The solution[edit]

Using the template {{extract}} it's possible to transclude the lead section of any article. This allows to replace the text of the sections that have a main article, for the lead section of said main article. With this strategy, we gain several benefits:

  • Reduced maintenance – now we just need to improve the introduction the lead of which we're transcluding, and all the transcluding articles will improve with it.
  • More collaboration by leading all interested editors to edit the same article, so that they work together instead of in parallel.
  • Increased coherence of the encyclopedia by reducing contradictory and outdated information.
  • Better attribution of credit to the real authors of the content, by minimizing content copy-pasted without attribution.
  • Better quality of content, because before replacing a summary section with a transcluded lead section, it's necessary to merge the contents of both into the lead to be transcluded, thereby incorporating all valuable content into a single section.

The reason for the title "Cascading content" is because as this technique is applied in more and more related articles, a cascading pattern emerges. For example, the article Philosophy may pull material from Ethics which may pull material from Meta-ethics, and so on.

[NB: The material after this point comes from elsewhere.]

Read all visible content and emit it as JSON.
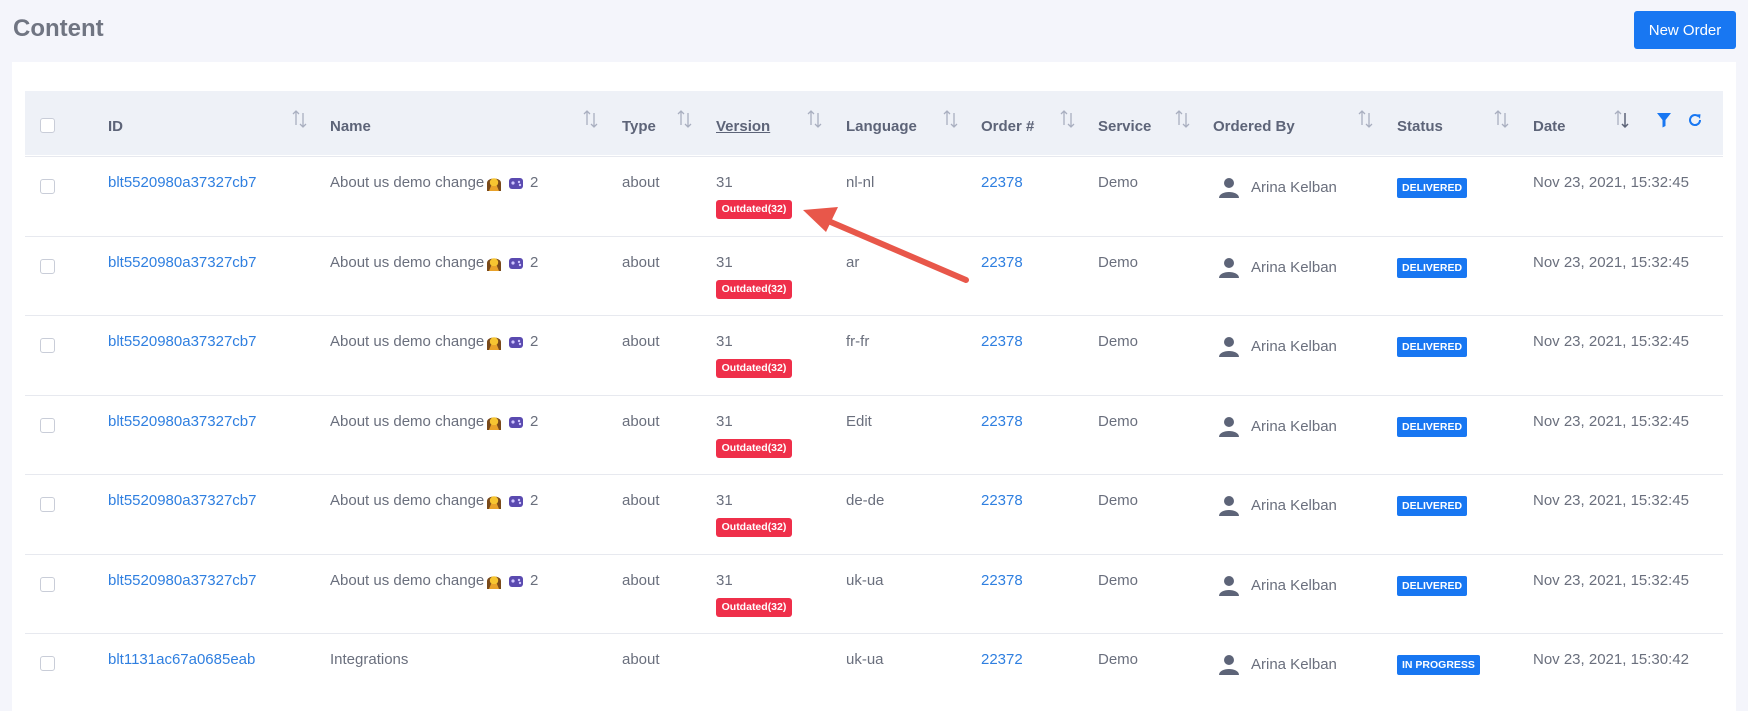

Sometimes we don't want to transclude an article's lead section of an article, but rather a body section of the article. For example, maybe we have an article with a section about the history of metaphysics and we want to transclude the History section of the article Metaphysics, rather than the lead section. For such cases, the template {{extract}} has a second parameter where we may specify the title of the section that we want to transclude, like so: {{Extract|Metaphysics|History}}

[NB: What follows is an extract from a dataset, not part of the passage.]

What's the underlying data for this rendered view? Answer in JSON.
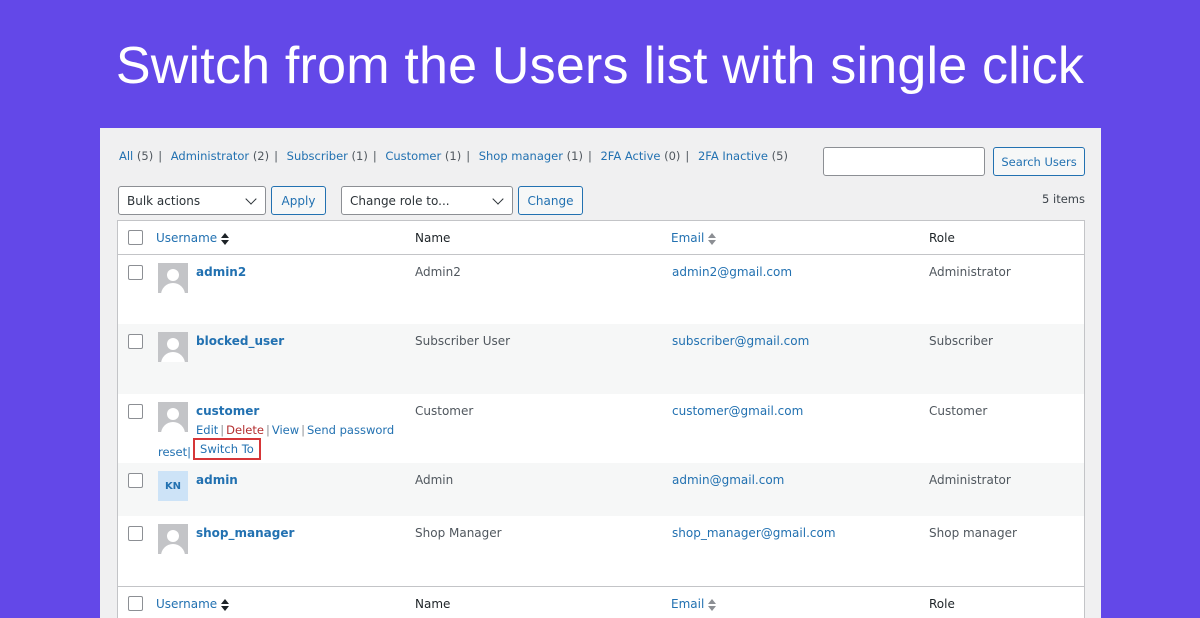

Technical considerations[edit]

Unwanted elements[edit]

Sometimes the article whose lead section we want to transclude is preceded by templates like {{other uses}} that are irrelevant in the transcluding section, or by infoboxes or images that for some reason or another, we don't want to transclude. In such cases, we can wrap the content that we do want to transclude with the tags <section begin=intro /> y <section end=intro /> and the template {{extract}} will transclude the content within the tags, rather than the full lead section.

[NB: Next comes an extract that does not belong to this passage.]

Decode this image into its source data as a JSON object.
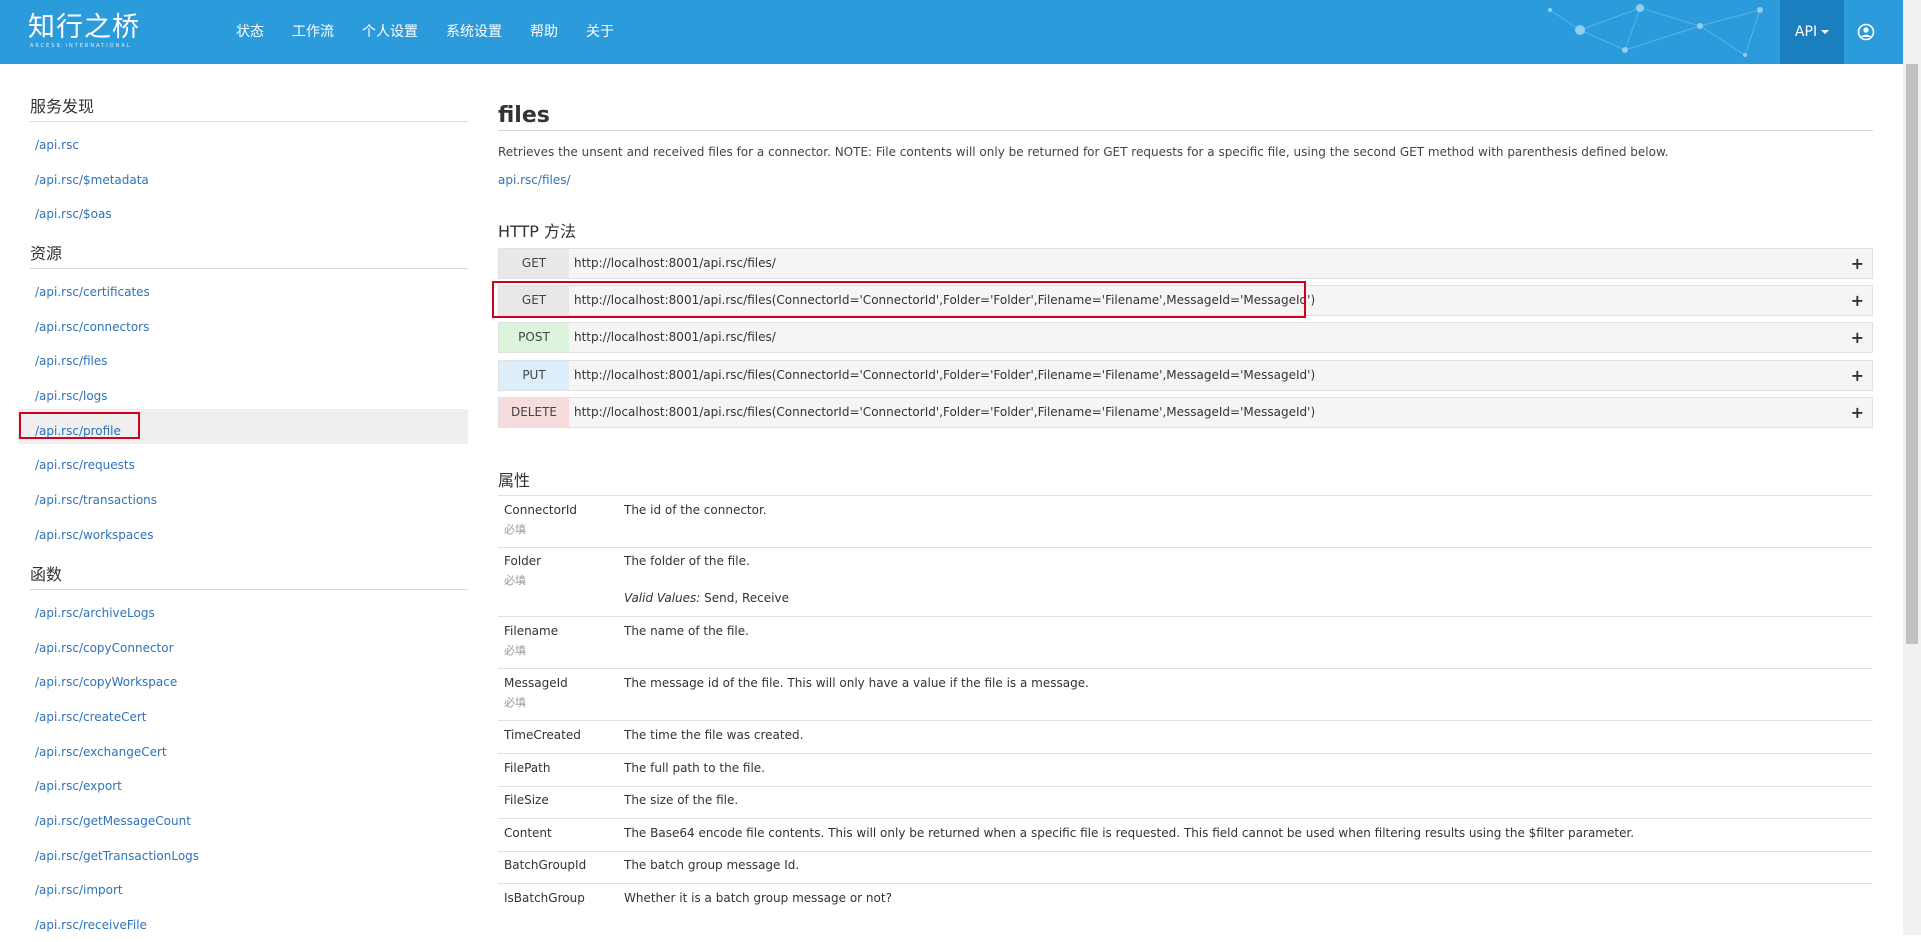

Self links[edit]

When an article links to itself, the link is shown in bold rather than blue (for example this is a link to this very page). This feature of the software can become undesirable when we transclude a lead section that contains a link to the transcluding article. For example, the lead section of the article Ethics may contain a link to Philosophy, so if we transclude it, the link will be shown in bold. This problem can be avoided through redirects. For example, if the article Ethics links to Philosophic instead of Philosophy, the link will be shown blue, even if it redirects to Philosophy. This annoying issue may receive a technical fix in the future if this technique becomes widespread.


Sometimes a reference in the transcluded article has the same name as another reference in the transcluding article. This may cause a reference name conflict and error. To solve this, simply rename one of the references.

In other cases, the body of the reference may be in some other part of the transcluded article, and the lead section may only be citing it, in which case the transcluding article will show an "unknown reference" error. To solve this, simply move the body of the reference to the section to be transcluded. If the original article from which you are transcluding consistently uses list-defined references (all reference citations are collected at the bottom of the article), the reference material should be left where it is in that article, and a copy of the reference citation put into the references section of the transcluding article.

See also[edit]